TASK INSTRUCTIONS: Copy out every line of the data where the word "ncreator" is found.

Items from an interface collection

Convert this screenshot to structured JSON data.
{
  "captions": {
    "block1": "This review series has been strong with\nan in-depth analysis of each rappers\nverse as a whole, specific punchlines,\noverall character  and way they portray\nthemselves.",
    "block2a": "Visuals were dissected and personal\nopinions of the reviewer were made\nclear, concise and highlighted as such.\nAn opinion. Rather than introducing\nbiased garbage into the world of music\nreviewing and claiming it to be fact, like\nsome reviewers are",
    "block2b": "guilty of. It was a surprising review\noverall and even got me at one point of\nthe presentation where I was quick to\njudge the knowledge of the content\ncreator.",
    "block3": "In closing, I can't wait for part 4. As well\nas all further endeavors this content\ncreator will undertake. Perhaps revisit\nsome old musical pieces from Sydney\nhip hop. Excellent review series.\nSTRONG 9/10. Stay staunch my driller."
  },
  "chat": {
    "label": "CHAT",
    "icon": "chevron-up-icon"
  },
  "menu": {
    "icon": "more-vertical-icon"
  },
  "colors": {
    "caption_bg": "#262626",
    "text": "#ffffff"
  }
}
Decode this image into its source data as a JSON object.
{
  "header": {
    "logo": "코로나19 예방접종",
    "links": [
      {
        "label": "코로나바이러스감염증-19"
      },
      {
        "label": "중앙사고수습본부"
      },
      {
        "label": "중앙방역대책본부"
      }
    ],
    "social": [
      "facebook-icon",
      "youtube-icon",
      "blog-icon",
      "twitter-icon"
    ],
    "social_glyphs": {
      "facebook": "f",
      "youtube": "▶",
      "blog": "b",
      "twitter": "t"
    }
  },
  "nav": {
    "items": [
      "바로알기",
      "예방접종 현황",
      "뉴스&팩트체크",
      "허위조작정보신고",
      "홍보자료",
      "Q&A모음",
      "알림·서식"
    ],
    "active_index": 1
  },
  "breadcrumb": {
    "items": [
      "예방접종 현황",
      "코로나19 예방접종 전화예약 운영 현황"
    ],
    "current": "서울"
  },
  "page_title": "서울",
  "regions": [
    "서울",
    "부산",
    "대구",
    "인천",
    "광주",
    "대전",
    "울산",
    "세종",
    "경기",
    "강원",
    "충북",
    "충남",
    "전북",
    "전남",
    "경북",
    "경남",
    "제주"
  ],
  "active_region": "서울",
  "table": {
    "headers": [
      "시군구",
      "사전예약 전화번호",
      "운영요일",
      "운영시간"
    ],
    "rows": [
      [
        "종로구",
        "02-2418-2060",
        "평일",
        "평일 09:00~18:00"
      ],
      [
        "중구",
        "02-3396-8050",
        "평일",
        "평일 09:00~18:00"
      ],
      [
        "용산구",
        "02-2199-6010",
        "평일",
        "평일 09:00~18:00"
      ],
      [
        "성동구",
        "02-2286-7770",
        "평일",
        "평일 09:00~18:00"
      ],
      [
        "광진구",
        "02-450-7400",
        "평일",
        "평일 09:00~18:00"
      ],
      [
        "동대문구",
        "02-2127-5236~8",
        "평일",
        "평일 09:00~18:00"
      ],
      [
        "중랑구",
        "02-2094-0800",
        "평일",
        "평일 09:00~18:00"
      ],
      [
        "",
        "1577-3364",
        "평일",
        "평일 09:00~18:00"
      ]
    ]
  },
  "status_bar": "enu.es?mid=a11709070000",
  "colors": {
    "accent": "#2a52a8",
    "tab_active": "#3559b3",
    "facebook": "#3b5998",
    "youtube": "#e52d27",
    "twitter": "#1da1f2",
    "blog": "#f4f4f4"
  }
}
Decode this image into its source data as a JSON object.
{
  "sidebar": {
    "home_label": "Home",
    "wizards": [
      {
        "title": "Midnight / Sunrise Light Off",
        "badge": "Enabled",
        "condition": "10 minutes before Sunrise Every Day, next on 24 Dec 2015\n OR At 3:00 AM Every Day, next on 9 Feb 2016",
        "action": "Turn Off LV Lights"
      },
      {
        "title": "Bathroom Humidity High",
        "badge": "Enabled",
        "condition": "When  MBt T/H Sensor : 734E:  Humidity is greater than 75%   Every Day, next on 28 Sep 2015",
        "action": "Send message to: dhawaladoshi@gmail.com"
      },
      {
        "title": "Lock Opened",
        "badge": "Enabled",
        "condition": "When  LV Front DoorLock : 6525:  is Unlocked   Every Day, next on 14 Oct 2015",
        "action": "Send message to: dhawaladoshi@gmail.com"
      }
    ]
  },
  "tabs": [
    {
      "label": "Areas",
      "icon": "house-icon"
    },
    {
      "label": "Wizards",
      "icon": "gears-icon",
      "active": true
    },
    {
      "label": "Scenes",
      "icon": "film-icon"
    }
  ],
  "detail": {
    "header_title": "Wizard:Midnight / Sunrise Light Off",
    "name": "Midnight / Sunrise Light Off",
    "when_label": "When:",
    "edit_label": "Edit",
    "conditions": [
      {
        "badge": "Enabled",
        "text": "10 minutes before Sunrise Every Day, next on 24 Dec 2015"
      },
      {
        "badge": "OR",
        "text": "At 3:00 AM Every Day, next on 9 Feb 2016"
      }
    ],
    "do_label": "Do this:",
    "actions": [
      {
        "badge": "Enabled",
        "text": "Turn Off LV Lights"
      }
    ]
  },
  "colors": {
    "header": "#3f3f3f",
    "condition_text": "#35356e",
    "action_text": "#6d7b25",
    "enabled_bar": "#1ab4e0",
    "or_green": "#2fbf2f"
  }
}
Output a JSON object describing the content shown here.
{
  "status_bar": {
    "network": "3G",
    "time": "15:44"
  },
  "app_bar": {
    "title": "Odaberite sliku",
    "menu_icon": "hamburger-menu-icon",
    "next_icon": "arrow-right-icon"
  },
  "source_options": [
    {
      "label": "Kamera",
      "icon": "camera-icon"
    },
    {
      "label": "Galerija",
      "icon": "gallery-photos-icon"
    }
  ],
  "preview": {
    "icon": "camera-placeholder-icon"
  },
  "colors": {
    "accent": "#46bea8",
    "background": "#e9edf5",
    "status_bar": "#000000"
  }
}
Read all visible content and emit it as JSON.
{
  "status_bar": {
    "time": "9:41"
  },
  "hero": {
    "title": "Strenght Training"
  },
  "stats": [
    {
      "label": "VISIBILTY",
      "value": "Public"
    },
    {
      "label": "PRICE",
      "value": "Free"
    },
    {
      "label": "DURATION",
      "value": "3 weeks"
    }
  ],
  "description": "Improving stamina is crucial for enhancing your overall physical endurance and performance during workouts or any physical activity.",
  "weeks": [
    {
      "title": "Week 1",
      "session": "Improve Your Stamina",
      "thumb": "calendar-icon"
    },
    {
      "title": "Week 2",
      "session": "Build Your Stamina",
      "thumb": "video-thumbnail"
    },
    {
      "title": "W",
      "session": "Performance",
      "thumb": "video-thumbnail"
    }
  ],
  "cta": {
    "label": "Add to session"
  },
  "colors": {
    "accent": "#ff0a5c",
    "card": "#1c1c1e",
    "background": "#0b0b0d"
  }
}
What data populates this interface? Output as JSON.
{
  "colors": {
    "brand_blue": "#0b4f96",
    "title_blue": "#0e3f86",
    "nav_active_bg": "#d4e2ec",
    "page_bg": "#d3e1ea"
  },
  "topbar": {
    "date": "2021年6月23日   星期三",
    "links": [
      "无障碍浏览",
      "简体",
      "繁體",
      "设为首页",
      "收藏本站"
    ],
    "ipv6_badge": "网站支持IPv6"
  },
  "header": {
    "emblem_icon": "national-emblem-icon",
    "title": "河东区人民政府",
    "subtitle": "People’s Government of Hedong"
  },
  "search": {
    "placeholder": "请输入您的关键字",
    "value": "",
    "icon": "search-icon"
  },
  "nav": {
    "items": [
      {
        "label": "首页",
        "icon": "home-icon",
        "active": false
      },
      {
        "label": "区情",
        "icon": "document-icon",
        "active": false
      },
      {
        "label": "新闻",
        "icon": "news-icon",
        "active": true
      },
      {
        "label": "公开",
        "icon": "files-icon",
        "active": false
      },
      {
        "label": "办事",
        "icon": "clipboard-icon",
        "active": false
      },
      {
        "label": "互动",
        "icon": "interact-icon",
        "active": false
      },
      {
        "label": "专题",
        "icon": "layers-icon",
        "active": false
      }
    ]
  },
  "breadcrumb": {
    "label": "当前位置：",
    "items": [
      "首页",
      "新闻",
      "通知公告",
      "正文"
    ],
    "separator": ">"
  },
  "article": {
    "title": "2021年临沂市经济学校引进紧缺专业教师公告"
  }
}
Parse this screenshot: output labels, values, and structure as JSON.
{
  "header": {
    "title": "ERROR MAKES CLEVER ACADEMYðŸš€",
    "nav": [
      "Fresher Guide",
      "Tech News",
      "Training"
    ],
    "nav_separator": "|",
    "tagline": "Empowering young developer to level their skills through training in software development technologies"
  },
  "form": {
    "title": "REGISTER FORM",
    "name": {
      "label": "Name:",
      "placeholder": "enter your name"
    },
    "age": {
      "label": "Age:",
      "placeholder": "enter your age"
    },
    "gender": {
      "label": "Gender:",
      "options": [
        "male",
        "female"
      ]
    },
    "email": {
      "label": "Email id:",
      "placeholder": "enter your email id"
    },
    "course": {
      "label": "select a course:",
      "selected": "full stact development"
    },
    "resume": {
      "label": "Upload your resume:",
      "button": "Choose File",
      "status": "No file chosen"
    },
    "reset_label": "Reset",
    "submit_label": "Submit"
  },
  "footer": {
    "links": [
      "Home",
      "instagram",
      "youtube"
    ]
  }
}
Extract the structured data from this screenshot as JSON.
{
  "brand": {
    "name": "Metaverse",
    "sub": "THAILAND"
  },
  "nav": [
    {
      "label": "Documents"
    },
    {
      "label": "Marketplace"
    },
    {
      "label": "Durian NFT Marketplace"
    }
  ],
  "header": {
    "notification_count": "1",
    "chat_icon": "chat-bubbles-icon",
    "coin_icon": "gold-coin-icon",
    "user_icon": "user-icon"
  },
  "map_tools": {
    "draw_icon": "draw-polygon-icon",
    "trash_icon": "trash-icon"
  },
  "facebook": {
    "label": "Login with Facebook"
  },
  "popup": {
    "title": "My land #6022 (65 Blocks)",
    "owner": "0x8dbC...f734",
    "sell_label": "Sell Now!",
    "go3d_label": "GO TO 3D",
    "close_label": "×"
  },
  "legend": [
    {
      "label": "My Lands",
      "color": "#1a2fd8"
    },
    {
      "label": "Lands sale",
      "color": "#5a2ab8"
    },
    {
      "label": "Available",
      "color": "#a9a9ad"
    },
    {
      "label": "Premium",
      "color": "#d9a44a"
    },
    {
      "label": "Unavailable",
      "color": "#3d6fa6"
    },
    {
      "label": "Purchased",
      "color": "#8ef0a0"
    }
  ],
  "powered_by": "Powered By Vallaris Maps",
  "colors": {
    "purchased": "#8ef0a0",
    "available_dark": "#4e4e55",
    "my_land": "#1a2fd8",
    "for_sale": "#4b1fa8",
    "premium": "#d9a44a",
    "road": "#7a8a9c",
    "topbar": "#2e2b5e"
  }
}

EXERCISE ANSWER:
    "block2b": "guilty of. It was a surprising review\noverall and even got me at one point of\nthe presentation where I was quick to\njudge the knowledge of the content\ncreator.",
    "block3": "In closing, I can't wait for part 4. As well\nas all further endeavors this content\ncreator will undertake. Perhaps revisit\nsome old musical pieces from Sydney\nhip hop. Excellent review series.\nSTRONG 9/10. Stay staunch my driller."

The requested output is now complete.